- Opening Delimiter -

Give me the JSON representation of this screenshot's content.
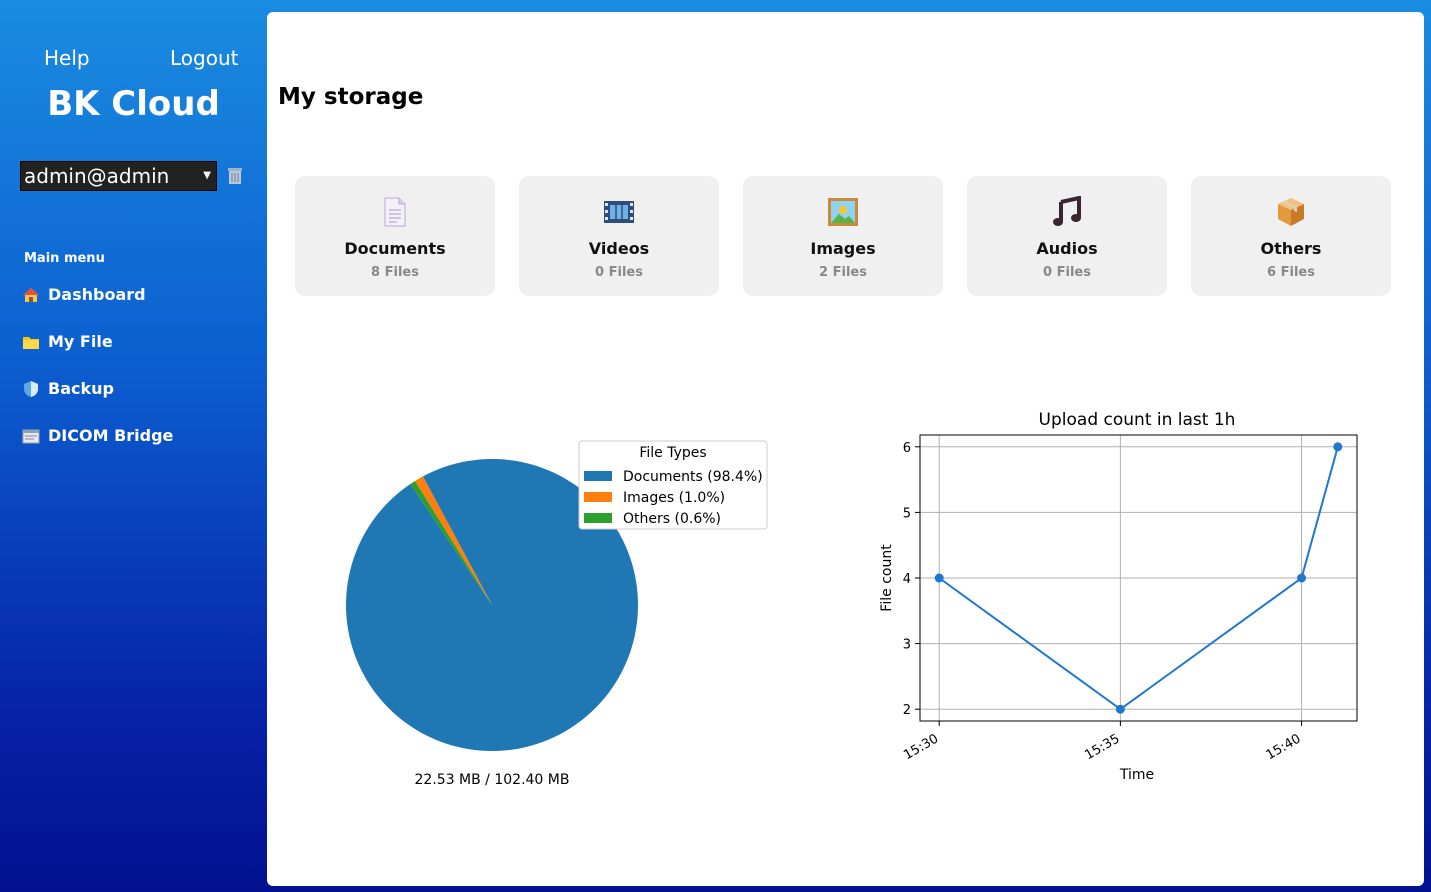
{
  "sidebar": {
    "help_label": "Help",
    "logout_label": "Logout",
    "brand": "BK Cloud",
    "account": "admin@admin",
    "menu_title": "Main menu",
    "items": [
      {
        "label": "Dashboard",
        "icon": "house-icon"
      },
      {
        "label": "My File",
        "icon": "folder-icon"
      },
      {
        "label": "Backup",
        "icon": "shield-icon"
      },
      {
        "label": "DICOM Bridge",
        "icon": "window-icon"
      }
    ]
  },
  "main": {
    "title": "My storage",
    "cards": [
      {
        "name": "Documents",
        "count": "8 Files",
        "icon": "document-icon"
      },
      {
        "name": "Videos",
        "count": "0 Files",
        "icon": "film-icon"
      },
      {
        "name": "Images",
        "count": "2 Files",
        "icon": "picture-icon"
      },
      {
        "name": "Audios",
        "count": "0 Files",
        "icon": "music-note-icon"
      },
      {
        "name": "Others",
        "count": "6 Files",
        "icon": "package-icon"
      }
    ],
    "storage_caption": "22.53 MB / 102.40 MB"
  },
  "colors": {
    "series_blue": "#1f77b4",
    "series_orange": "#ff7f0e",
    "series_green": "#2ca02c",
    "line_blue": "#1f77d0"
  },
  "chart_data": [
    {
      "type": "pie",
      "legend_title": "File Types",
      "legend_position": "top-right",
      "slices": [
        {
          "label": "Documents (98.4%)",
          "value": 98.4
        },
        {
          "label": "Images (1.0%)",
          "value": 1.0
        },
        {
          "label": "Others (0.6%)",
          "value": 0.6
        }
      ]
    },
    {
      "type": "line",
      "title": "Upload count in last 1h",
      "xlabel": "Time",
      "ylabel": "File count",
      "x_ticks": [
        "15:30",
        "15:35",
        "15:40"
      ],
      "y_ticks": [
        2,
        3,
        4,
        5,
        6
      ],
      "x": [
        "15:30",
        "15:35",
        "15:40",
        "15:41"
      ],
      "y": [
        4,
        2,
        4,
        6
      ],
      "grid": true
    }
  ]
}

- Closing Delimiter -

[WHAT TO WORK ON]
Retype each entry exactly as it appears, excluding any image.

[EXPECTED OUTPUT]
Give me the JSON representation of this screenshot's content.
{
  "sidebar": {
    "help_label": "Help",
    "logout_label": "Logout",
    "brand": "BK Cloud",
    "account": "admin@admin",
    "menu_title": "Main menu",
    "items": [
      {
        "label": "Dashboard",
        "icon": "house-icon"
      },
      {
        "label": "My File",
        "icon": "folder-icon"
      },
      {
        "label": "Backup",
        "icon": "shield-icon"
      },
      {
        "label": "DICOM Bridge",
        "icon": "window-icon"
      }
    ]
  },
  "main": {
    "title": "My storage",
    "cards": [
      {
        "name": "Documents",
        "count": "8 Files",
        "icon": "document-icon"
      },
      {
        "name": "Videos",
        "count": "0 Files",
        "icon": "film-icon"
      },
      {
        "name": "Images",
        "count": "2 Files",
        "icon": "picture-icon"
      },
      {
        "name": "Audios",
        "count": "0 Files",
        "icon": "music-note-icon"
      },
      {
        "name": "Others",
        "count": "6 Files",
        "icon": "package-icon"
      }
    ],
    "storage_caption": "22.53 MB / 102.40 MB"
  },
  "colors": {
    "series_blue": "#1f77b4",
    "series_orange": "#ff7f0e",
    "series_green": "#2ca02c",
    "line_blue": "#1f77d0"
  },
  "chart_data": [
    {
      "type": "pie",
      "legend_title": "File Types",
      "legend_position": "top-right",
      "slices": [
        {
          "label": "Documents (98.4%)",
          "value": 98.4
        },
        {
          "label": "Images (1.0%)",
          "value": 1.0
        },
        {
          "label": "Others (0.6%)",
          "value": 0.6
        }
      ]
    },
    {
      "type": "line",
      "title": "Upload count in last 1h",
      "xlabel": "Time",
      "ylabel": "File count",
      "x_ticks": [
        "15:30",
        "15:35",
        "15:40"
      ],
      "y_ticks": [
        2,
        3,
        4,
        5,
        6
      ],
      "x": [
        "15:30",
        "15:35",
        "15:40",
        "15:41"
      ],
      "y": [
        4,
        2,
        4,
        6
      ],
      "grid": true
    }
  ]
}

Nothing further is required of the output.